McMillan says that unless employers are adhering to those control measures, workers still risk being exposed to asbestos. He is glad the requirements are strict but wishes the hazard didn’t exist at all. “What I’d like to see happen is a proactive plan in place for buildings to get rid of this stuff, even if it takes time,” he says. “What I have always advocated is, if you’re going to repair a pipe that’s rapped with asbestos, why not actually apply the work to removing the asbestos, eliminating the hazard at the source?”
Long after being exposed to asbestos in the respiratory tract, a worker may be diagnosed with one of these occupational diseases:
Asbestosis is a lung disease that occurs when asbestos fibres are inhaled, usually from several years of exposure. It is characterized by pulmonary fibrosis (scar-like tissue). Shortness of breath is the most common symptom. In most cases, the telltale sign is a certain “crackle” sound a doctor hears through a stethoscope.
Lung Cancer takes many years to develop. In the early stages there are rarely any symptoms. By the time the person starts to experience chronic cough, weight loss, shortness of breath, fever, and chest pain, the cancer has reached an advanced stage.
Mesothelioma is a cancer of the cells lining the lungs or abdomen. Patients with pleural (lung) mesothelioma experience chest and shoulder pain and, often, a dry cough. As the cancer progresses and the tumor grows bigger, weight loss, weakness and fever may also occur. The disease can manifest itself 10, 20, even 40 years after exposure, as too many retirees are discovering with the alarming diagnosis today. The average survival time varies from four to 18 months after diagnosis.
Unlike many types of cancer, for which it can be difficult to attribute to occupational exposures, mesothelioma cases are comparably clear-cut. At least 65 per cent of cases are thought to be related to asbestos exposure at work. According to Cancer Care Ontario, though it can occur in a number of body sites, the most common location is the layer of tissue lining the chest cavity called the pleura.

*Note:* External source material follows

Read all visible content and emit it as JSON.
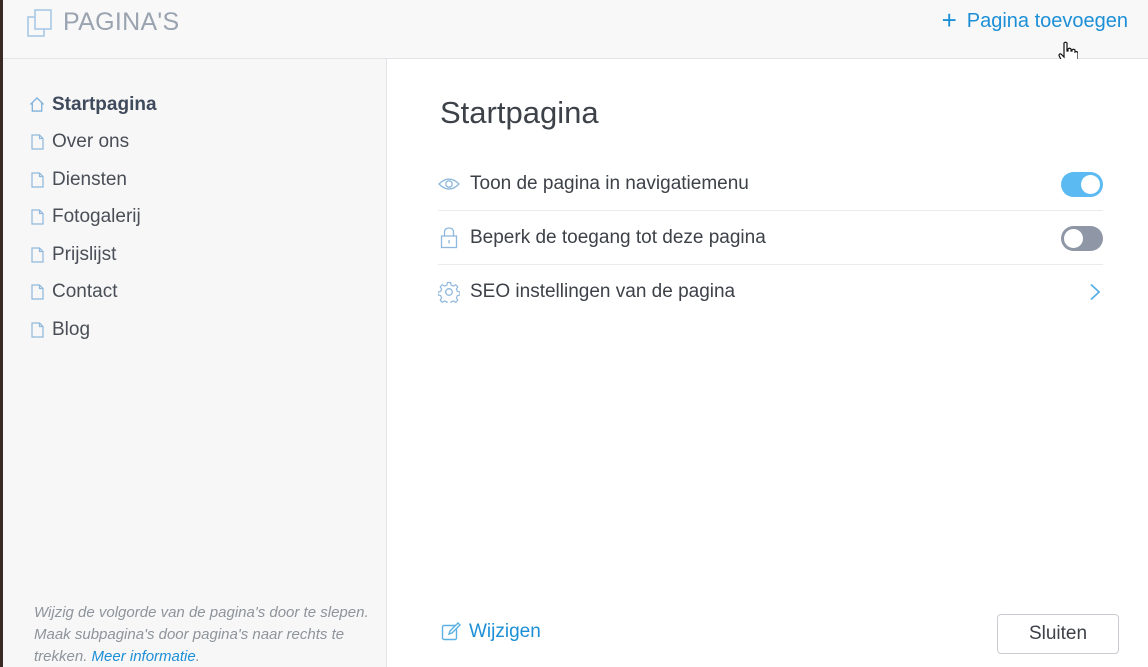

“Mesothelioma is probably only caused by asbestos,” says John Oudyk, an occupational hygienist with the Occupational Health Clinics for Ontario Workers (OHCOW). “It’s an irrebuttable presumption. As long as you can show exposure, your claim will be accepted.”
And yet a study by the Ontario Cancer Centre found that of all cases of mesothelioma in Ontario, less than 45 per cent of the victims apply for workers compensation.
“There are a lot of occupational cancers not adding up,” Oudyk says. “Generally for every mesothelioma you expect a couple of lung cancers due to asbestos at the same time. So if you look at WSIB stats and look at the number of lung cancers, they should be double at least the mesothelioma cases, plus all the other non-asbestos things that cause cancer. The numbers don’t add up the way you would expect.”
According to Cancer Care Ontario, doctors could be doing a better job of educating patients on the potential link between occupational exposure to asbestos and its related diseases. As for the reasons for the low number of compensation claimants with mesothelioma, no one knows for sure.
Oudyk says he can only speculate:
“When you’re diagnosed with cancer, that’s earth-shattering. You’re thinking about a lot of things — your family, how long you will live, getting your affairs in order. Thinking about whether the cancer may be work-related may be way down on the list. Or you may not know compensation is available, or of the role the workplace might have played.”
Michelle Morra is a freelance writer based in Toronto. You may contact her at firstname.lastname@example.org.